Perhaps Philadelphia is too busy swooning over the World Series-bound Phillies and the undefeated Eagles to notice much right now, but the 1-3 Sixers have, shall we say, hit a snag out of the gate. And it’s a bit of a mystery if only because Joel Embiid is coming off yet another Kia MVP runner-up season, James Harden whipped himself in shape, Tyrese Maxey is averaging 20-plus points to put himself in contention for Kia Most Improved Player honors and the club added PJ Tucker for much-needed toughness.
The Sixers are lagging in both offensive (13th) and defensive (22nd) efficiency. Coach Doc Rivers is asking everyone to trust this process, but good luck pleading for patience in a town known for expressing very little of it for its teams. Common sense says the Sixers won’t stay down for long. And for their sake, they need to reset well before the town takes notice.
Christian Wood is all good in Dallas
Let’s take a quick poll: Who’s the best teammate Luka Doncic has ever had? (We’ll wait.)
It’s not a sterling list, to say the least.
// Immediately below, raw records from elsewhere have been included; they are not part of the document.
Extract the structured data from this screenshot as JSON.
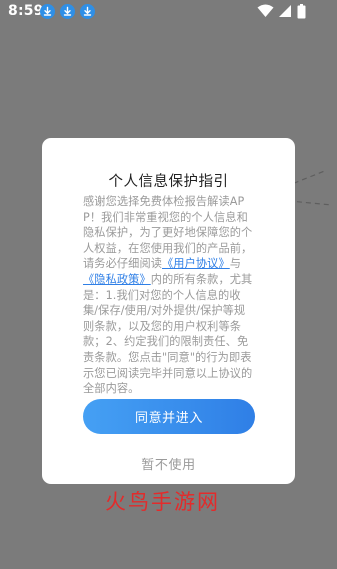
{
  "status_bar": {
    "time": "8:59",
    "notification_icons": [
      "download-icon",
      "download-icon",
      "download-icon"
    ],
    "system_icons": [
      "wifi-icon",
      "signal-icon",
      "battery-icon"
    ]
  },
  "dialog": {
    "title": "个人信息保护指引",
    "body_intro": "感谢您选择免费体检报告解读APP！我们非常重视您的个人信息和隐私保护，为了更好地保障您的个人权益，在您使用我们的产品前，请务必仔细阅读",
    "link_user_agreement": "《用户协议》",
    "connector": "与",
    "link_privacy_policy": "《隐私政策》",
    "body_rest": "内的所有条款，尤其是：1.我们对您的个人信息的收集/保存/使用/对外提供/保护等规则条款，以及您的用户权利等条款；2、约定我们的限制责任、免责条款。您点击\"同意\"的行为即表示您已阅读完毕并同意以上协议的全部内容。",
    "agree_button": "同意并进入",
    "disagree_button": "暂不使用"
  },
  "watermark": "火鸟手游网",
  "colors": {
    "overlay": "#7b7b7b",
    "accent": "#2f7fe6",
    "button_gradient_start": "#45a0f4",
    "button_gradient_end": "#2f7fe6",
    "watermark": "#e32b2b"
  }
}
Most are/have been decent enough, such as Tim Hardaway Jr. And the role players, mainly floor-spacing shooters, are/have been fine. Kristaps Porzingis was supposed to be That Guy, until he wasn’t. So the search continues, although, just maybe, Wood can occupy that seat, for now anyway. He’s averaging about a point a minute off the bench and is the first Maverick to score at least 25 points in each of his first two games. Some execs were surprised to see the Rockets let him go so cheaply in the offseason, while others were “meh” about it.
Wood elicits mixed opinions, but he does have talent, no doubt, as a 6-foot-9 wing who brings floor spacing and a decent touch near the rim. At some point, he’ll be inserted in the starting lineup and we’ll get a better idea of how he fits with Luka and also how he copes with the pressures of playing on a contending team for a change.
The Cavs got a good pickup on the cheap, too
Donovan Mitchell, of all the newcomers, might’ve had the most impressive start with his new team. It’s a competitive race with Wood, Dejounte Murray in Atlanta and, to a slightly lesser extent, Jalen Brunson in New York. But Mitchell has instantly taken the reigns in Cleveland, as evident by his heroics in overtime against the Wizards and a trio of 30-point outputs in his first three games.
Of course, he was heavy usage in those games because of a nasty eye poke suffered by All-Star backcourt mate Darius Garland. Everyone wants to see how the two mesh over the long haul and if they’re willing to play off the ball whenever necessary, much like Murray and Trae Young seem to be doing so far in Atlanta.
The bottom line is that Cleveland is a better team with Mitchell, who doesn’t shrink in the lights and who’s looking to elevate the young Cavs in the competitive East.